Kaz’s heroic action momentarily positions him as Noni’s savior. After their encounter, Noni has the choice to cut ties with him—even after he appears outside her hotel the following night to check on her—but she chooses to leave with him. With Kaz, Noni is able to eat chicken and fries, share her hidden box of songs, and in the most beautiful part of the film, she literally lets her hair down. Noni’s removal of her acrylic nails and extensions is her realization that she is more than the sexy images mounted on the walls. When he softly touches her face, reaches out and “boings” her natural curls, and kisses every inch of her face, audiences see her inner beauty. When she approaches Kid Culprit or walks on stage, it is always, shoulders back, boobs out, with a sultry look on her face. This is the first time Noni’s eyes are free of conflicting thoughts; constantly strategizing how she will present herself.
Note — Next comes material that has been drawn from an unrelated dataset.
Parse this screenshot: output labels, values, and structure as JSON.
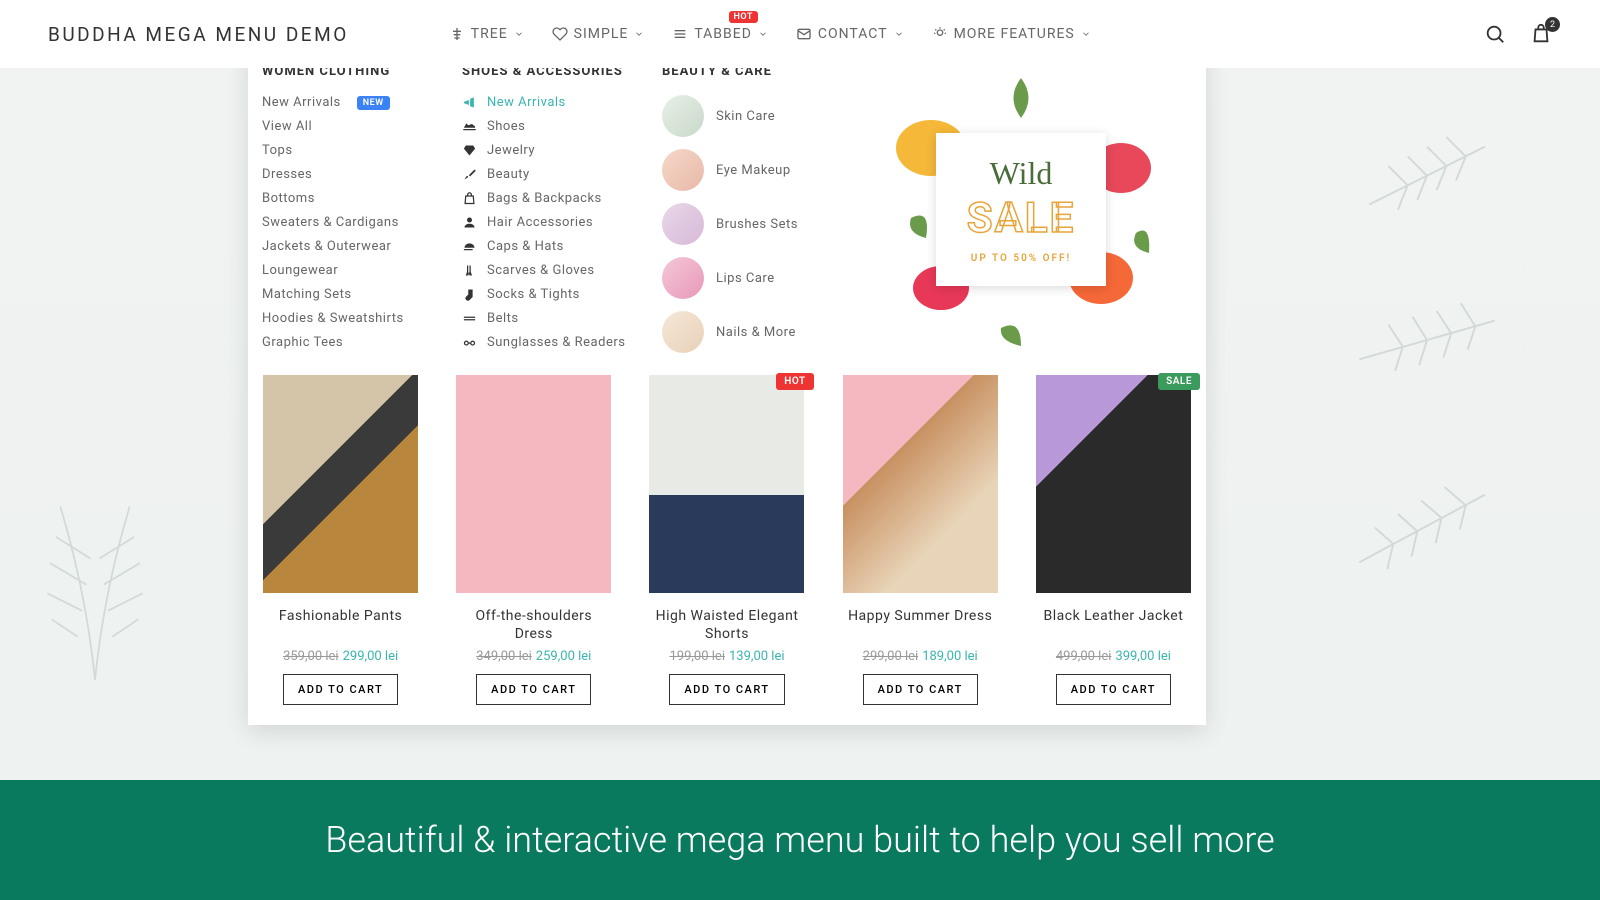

Beyond the Lights can be vaguely compared to the Richard Curtis film, Notting Hill (1999), in which an ordinary man’s life is changed when a beautiful actress walks into his bookstore. They fall in love, live happily ever after, and she abandons fame and fortune. Yet Notting Hill is written from the perspective of Will Thacker (Hugh Grant). It depicts how his dull life is changed when meets Anna (Julia Roberts) and how empty he is in her absence. As in Prince-Bythewood’s debut romantic drama, Love and Basketball, women are proactive in seeking romance. Monica (Sanaa Lathan) challenges Quincy (Omar Epps) to a game of one and one for his heart. Dido and Noni dictate which relationship they deem appropriate to pursue. Dido chooses John Davinier, while Noni chooses Kaz over Kid Culprit. They choose partners who will respect their newfound sense of self-worth and identity.
Ultimately, Dido and Noni’s suitors help them realize their new selves. However, it is exactly that, help. Dido does not reject Oliver’s marriage proposal because she is in love with John. She rejects it because she is comfortable in her skin and realizes her worth. It is a far cry from the Dido, who at the beginning of the film, gazes upon her image in the mirror and in tears, claws and beats at her breast. Though she must carry the burden of being looked down upon by members within her society, one that Dido is willing to undertake. At the end of Beyond the Lights, Noni stands up to her record label and pushy “momager,” and returns to England, where she presents her true identity on stage. She is wide-eyed, curly-haired, and sings, not underneath suggestive lyrics or studio produced beats, but with a live band and lyrics that come from her heart. As she stage dives into the pit of screaming fans, Noni beams with pride. Kaz showing up to support Noni, elevates her decision to follow her heart personally and professionally. Dido and Noni decide to follow through with the advice employed by their respective suitors. Again, choice is the key idea.
Belle and Beyond the Lights are films that are for women because they truly capture what it is like to be marginalized by society while working through personal growth. What is seen through the gaze of Dido and Noni’s narratives is that in order to function as a rich and diverse character, society must learn to be comfortable with women forming identities independent of two-dimensional categories.
Rachel Wortherley earned a Master of Arts degree at Iona College in New Rochelle, New York. Her downtime consists of devouring copious amounts of literature, films, and Netflix. She hopes earn an MFA and become a professional screenwriter.